### Task statement
Show the lines below that contain the string "name".

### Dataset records
[Start of section]
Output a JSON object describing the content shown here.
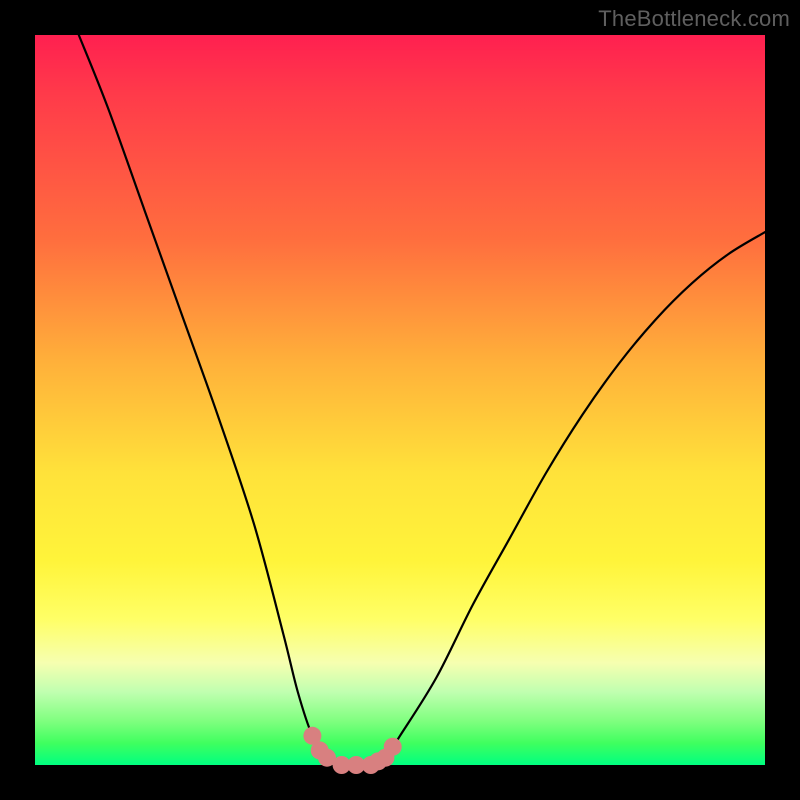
{
  "watermark": "TheBottleneck.com",
  "chart_data": {
    "type": "line",
    "title": "",
    "xlabel": "",
    "ylabel": "",
    "xlim": [
      0,
      100
    ],
    "ylim": [
      0,
      100
    ],
    "series": [
      {
        "name": "bottleneck-curve",
        "x": [
          6,
          10,
          15,
          20,
          25,
          30,
          34,
          36,
          38,
          40,
          42,
          44,
          46,
          48,
          50,
          55,
          60,
          65,
          70,
          75,
          80,
          85,
          90,
          95,
          100
        ],
        "y": [
          100,
          90,
          76,
          62,
          48,
          33,
          18,
          10,
          4,
          1,
          0,
          0,
          0,
          1,
          4,
          12,
          22,
          31,
          40,
          48,
          55,
          61,
          66,
          70,
          73
        ]
      }
    ],
    "markers": {
      "name": "trough-markers",
      "color": "#d88080",
      "points": [
        {
          "x": 38,
          "y": 4
        },
        {
          "x": 39,
          "y": 2
        },
        {
          "x": 40,
          "y": 1
        },
        {
          "x": 42,
          "y": 0
        },
        {
          "x": 44,
          "y": 0
        },
        {
          "x": 46,
          "y": 0
        },
        {
          "x": 47,
          "y": 0.5
        },
        {
          "x": 48,
          "y": 1
        },
        {
          "x": 49,
          "y": 2.5
        }
      ]
    },
    "background_gradient": {
      "top": "#ff2050",
      "mid": "#ffe23a",
      "bottom": "#00ff80"
    }
  }
}
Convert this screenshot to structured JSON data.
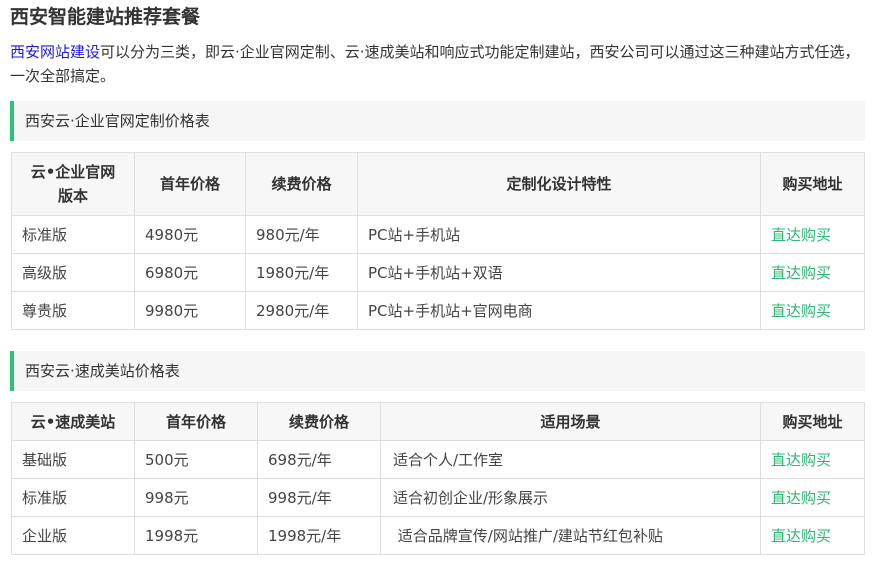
{
  "page": {
    "title": "西安智能建站推荐套餐",
    "intro_link": "西安网站建设",
    "intro_text": "可以分为三类，即云·企业官网定制、云·速成美站和响应式功能定制建站，西安公司可以通过这三种建站方式任选，一次全部搞定。"
  },
  "colors": {
    "accent_green": "#2ec17c",
    "link_blue": "#1a1ae0",
    "buy_link_green": "#2ab872"
  },
  "section1": {
    "heading": "西安云·企业官网定制价格表",
    "headers": [
      "云•企业官网版本",
      "首年价格",
      "续费价格",
      "定制化设计特性",
      "购买地址"
    ],
    "rows": [
      [
        "标准版",
        "4980元",
        "980元/年",
        "PC站+手机站",
        "直达购买"
      ],
      [
        "高级版",
        "6980元",
        "1980元/年",
        "PC站+手机站+双语",
        "直达购买"
      ],
      [
        "尊贵版",
        "9980元",
        "2980元/年",
        "PC站+手机站+官网电商",
        "直达购买"
      ]
    ]
  },
  "section2": {
    "heading": "西安云·速成美站价格表",
    "headers": [
      "云•速成美站",
      "首年价格",
      "续费价格",
      "适用场景",
      "购买地址"
    ],
    "rows": [
      [
        "基础版",
        "500元",
        "698元/年",
        "适合个人/工作室",
        "直达购买"
      ],
      [
        "标准版",
        "998元",
        "998元/年",
        "适合初创企业/形象展示",
        "直达购买"
      ],
      [
        "企业版",
        "1998元",
        "1998元/年",
        " 适合品牌宣传/网站推广/建站节红包补贴",
        "直达购买"
      ]
    ]
  }
}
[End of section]
### Exercise response
        "name": "bottleneck-curve",
      "name": "trough-markers",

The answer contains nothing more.